DATASET ENTRIES START

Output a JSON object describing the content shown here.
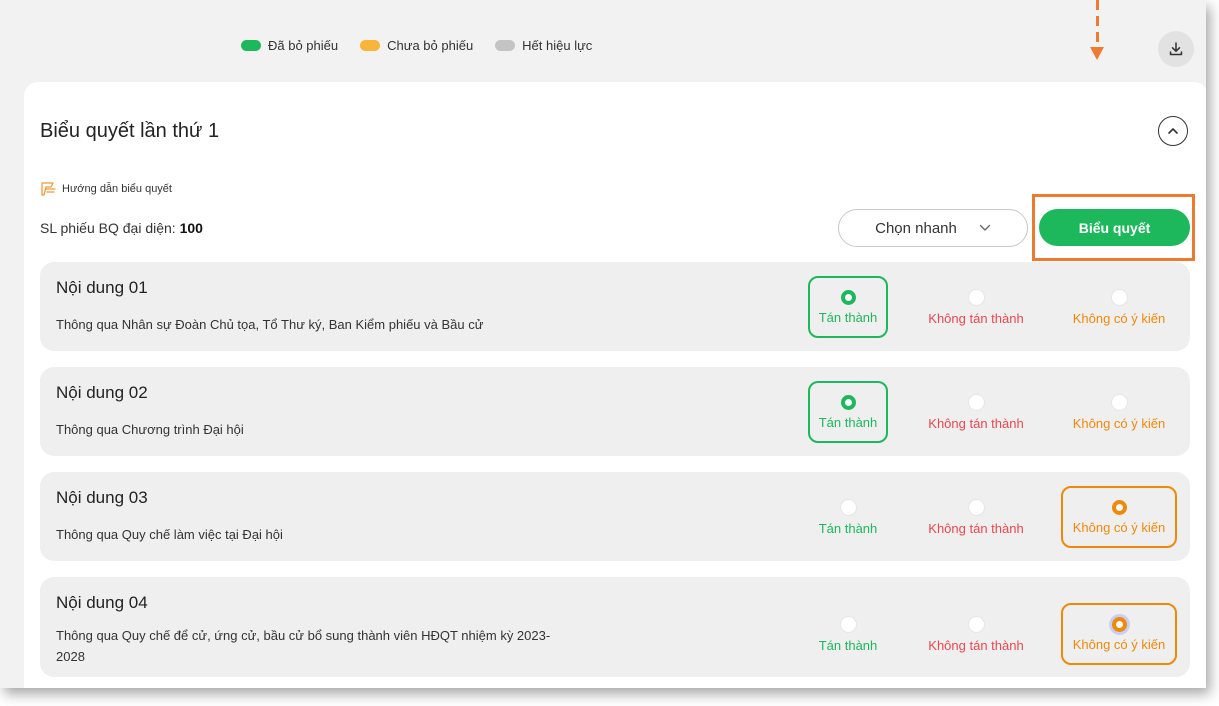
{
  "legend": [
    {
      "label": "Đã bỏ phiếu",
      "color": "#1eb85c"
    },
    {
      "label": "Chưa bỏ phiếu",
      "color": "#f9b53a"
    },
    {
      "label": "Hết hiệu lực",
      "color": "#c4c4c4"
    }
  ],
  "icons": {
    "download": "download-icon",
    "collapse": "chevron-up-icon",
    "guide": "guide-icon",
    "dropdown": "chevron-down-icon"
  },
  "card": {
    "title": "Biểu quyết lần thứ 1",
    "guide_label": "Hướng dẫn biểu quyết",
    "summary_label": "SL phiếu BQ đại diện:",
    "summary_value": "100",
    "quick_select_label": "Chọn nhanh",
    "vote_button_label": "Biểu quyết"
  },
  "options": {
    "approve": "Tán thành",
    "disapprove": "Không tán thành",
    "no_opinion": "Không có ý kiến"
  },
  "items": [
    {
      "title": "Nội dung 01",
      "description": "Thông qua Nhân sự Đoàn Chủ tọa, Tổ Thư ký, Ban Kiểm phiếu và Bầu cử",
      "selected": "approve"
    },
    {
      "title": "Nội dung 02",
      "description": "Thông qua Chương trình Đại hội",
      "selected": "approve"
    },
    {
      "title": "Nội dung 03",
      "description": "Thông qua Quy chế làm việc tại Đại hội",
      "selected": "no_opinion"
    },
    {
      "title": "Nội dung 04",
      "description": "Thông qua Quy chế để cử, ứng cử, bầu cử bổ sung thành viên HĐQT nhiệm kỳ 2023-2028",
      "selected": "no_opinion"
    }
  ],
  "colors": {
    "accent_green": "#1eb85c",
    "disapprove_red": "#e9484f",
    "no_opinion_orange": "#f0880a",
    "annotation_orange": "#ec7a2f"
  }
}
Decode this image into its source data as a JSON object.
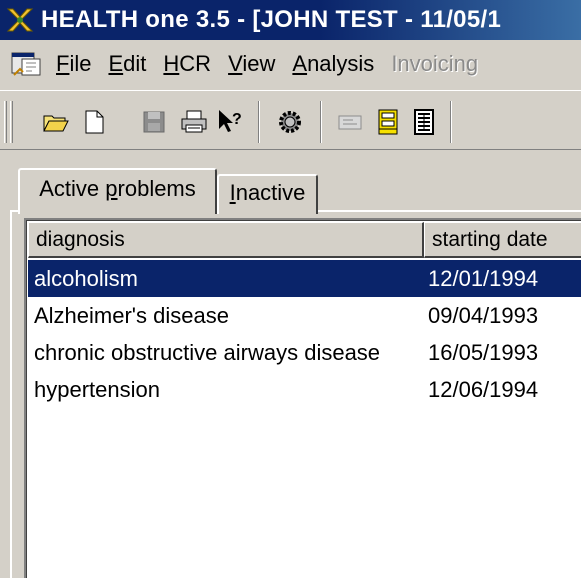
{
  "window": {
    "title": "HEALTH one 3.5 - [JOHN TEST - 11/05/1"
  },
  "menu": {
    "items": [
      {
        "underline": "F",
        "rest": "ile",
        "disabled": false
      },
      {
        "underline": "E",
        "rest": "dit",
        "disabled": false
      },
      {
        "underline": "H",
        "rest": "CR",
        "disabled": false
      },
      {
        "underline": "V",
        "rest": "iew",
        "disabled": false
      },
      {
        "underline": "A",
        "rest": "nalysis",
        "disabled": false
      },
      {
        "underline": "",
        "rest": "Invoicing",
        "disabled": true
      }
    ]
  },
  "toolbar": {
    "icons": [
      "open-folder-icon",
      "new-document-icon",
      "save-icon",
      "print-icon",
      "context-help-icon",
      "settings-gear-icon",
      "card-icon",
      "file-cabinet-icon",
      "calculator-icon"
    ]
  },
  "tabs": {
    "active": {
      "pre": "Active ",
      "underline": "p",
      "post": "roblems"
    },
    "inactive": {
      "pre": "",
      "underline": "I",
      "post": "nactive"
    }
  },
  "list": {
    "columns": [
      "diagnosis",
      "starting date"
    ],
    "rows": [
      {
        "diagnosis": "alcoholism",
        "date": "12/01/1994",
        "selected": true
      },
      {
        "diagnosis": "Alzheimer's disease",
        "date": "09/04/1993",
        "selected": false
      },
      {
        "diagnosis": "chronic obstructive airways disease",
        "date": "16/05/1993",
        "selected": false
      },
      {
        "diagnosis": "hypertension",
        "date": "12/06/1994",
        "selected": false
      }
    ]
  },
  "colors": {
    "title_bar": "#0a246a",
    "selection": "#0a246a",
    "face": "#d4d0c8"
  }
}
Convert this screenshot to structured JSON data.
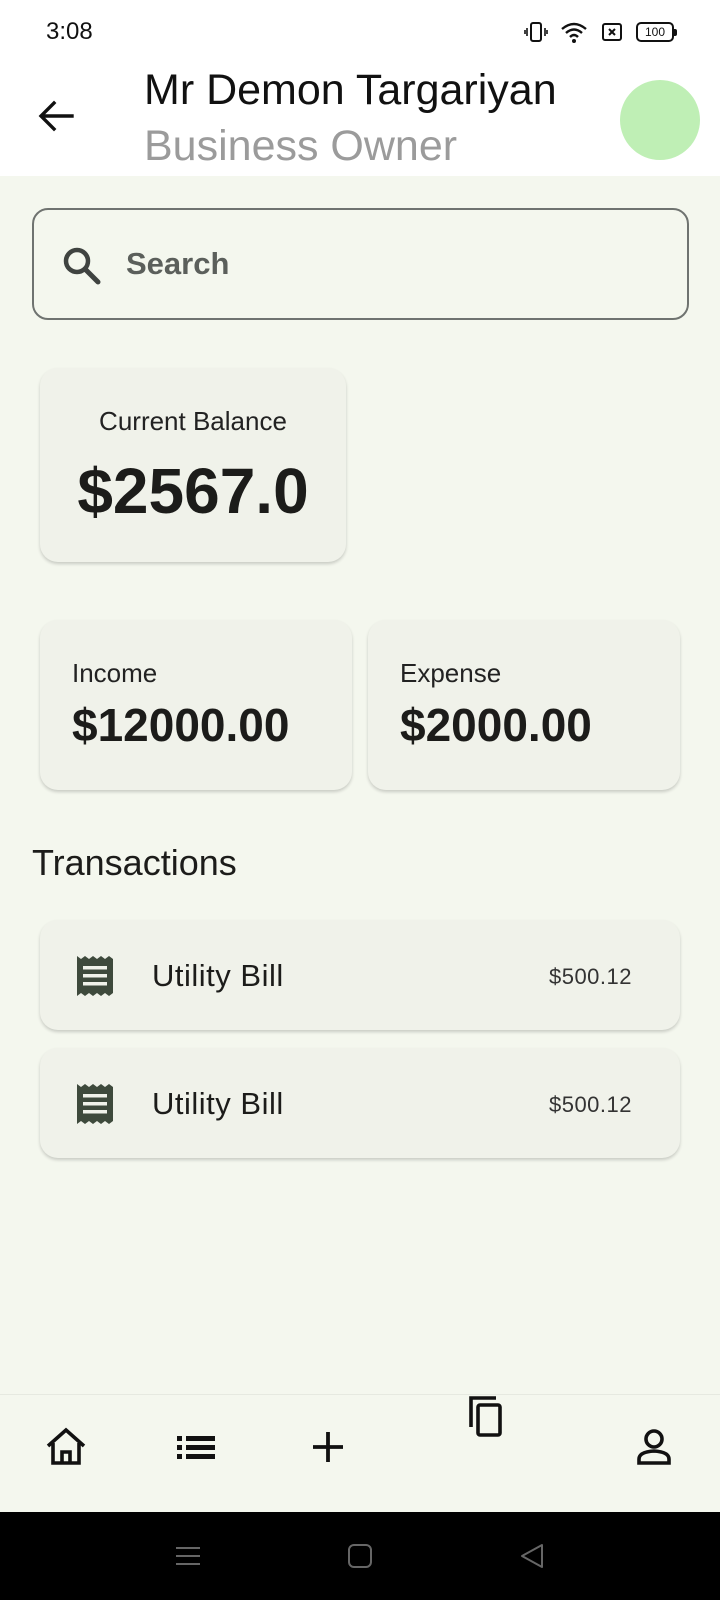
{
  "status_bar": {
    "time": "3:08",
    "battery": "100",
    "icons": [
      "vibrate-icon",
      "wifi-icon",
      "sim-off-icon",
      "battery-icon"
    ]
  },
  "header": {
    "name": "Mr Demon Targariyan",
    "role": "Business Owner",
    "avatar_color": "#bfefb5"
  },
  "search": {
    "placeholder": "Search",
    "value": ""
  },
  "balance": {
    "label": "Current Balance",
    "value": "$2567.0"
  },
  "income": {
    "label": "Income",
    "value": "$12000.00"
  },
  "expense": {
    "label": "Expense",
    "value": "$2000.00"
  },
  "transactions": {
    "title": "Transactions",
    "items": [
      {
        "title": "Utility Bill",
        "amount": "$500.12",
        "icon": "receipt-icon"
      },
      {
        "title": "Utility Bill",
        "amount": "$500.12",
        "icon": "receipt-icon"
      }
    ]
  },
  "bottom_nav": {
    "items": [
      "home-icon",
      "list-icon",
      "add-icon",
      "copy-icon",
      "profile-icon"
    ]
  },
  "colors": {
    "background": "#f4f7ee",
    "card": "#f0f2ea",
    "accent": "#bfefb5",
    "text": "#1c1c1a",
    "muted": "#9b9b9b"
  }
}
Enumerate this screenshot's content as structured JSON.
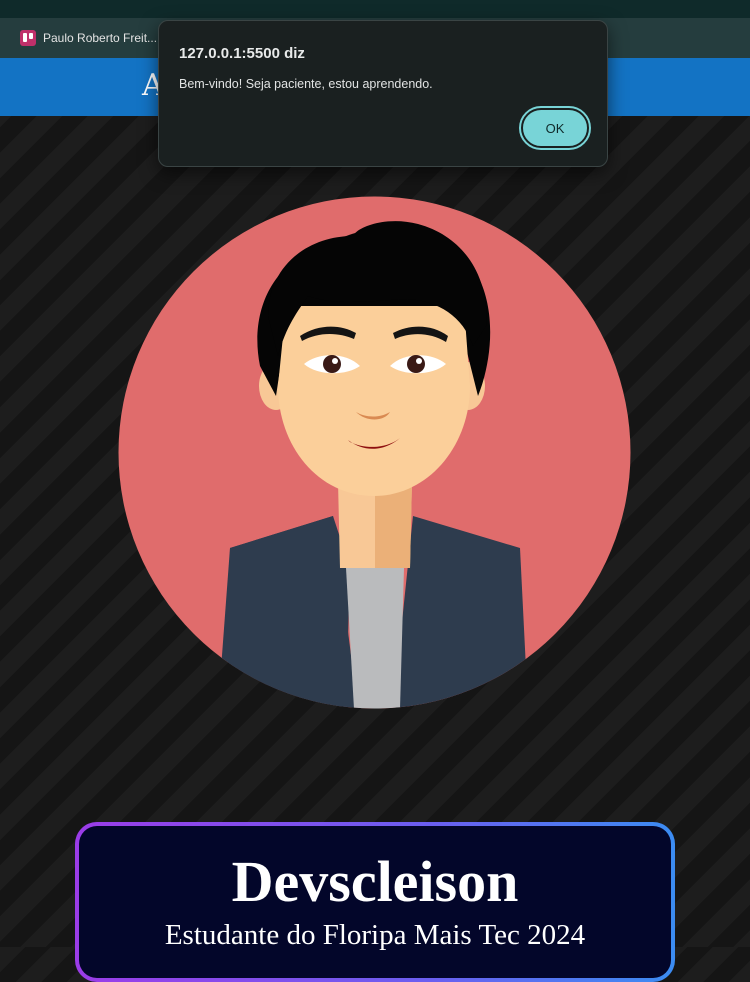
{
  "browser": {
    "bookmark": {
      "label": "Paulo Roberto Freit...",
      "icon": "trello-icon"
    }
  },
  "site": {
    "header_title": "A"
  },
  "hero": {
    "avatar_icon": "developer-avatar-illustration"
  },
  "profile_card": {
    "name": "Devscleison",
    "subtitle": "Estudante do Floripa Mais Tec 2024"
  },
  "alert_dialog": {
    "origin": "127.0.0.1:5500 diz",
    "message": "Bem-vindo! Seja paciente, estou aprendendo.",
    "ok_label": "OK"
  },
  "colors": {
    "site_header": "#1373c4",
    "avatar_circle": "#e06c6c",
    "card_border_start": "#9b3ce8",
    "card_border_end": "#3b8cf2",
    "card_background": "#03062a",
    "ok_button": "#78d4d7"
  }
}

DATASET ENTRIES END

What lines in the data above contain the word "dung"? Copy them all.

→ RESPONSE FOR THIS EXERCISE:
      "title": "Nội dung 01",
      "title": "Nội dung 02",
      "title": "Nội dung 03",
      "title": "Nội dung 04",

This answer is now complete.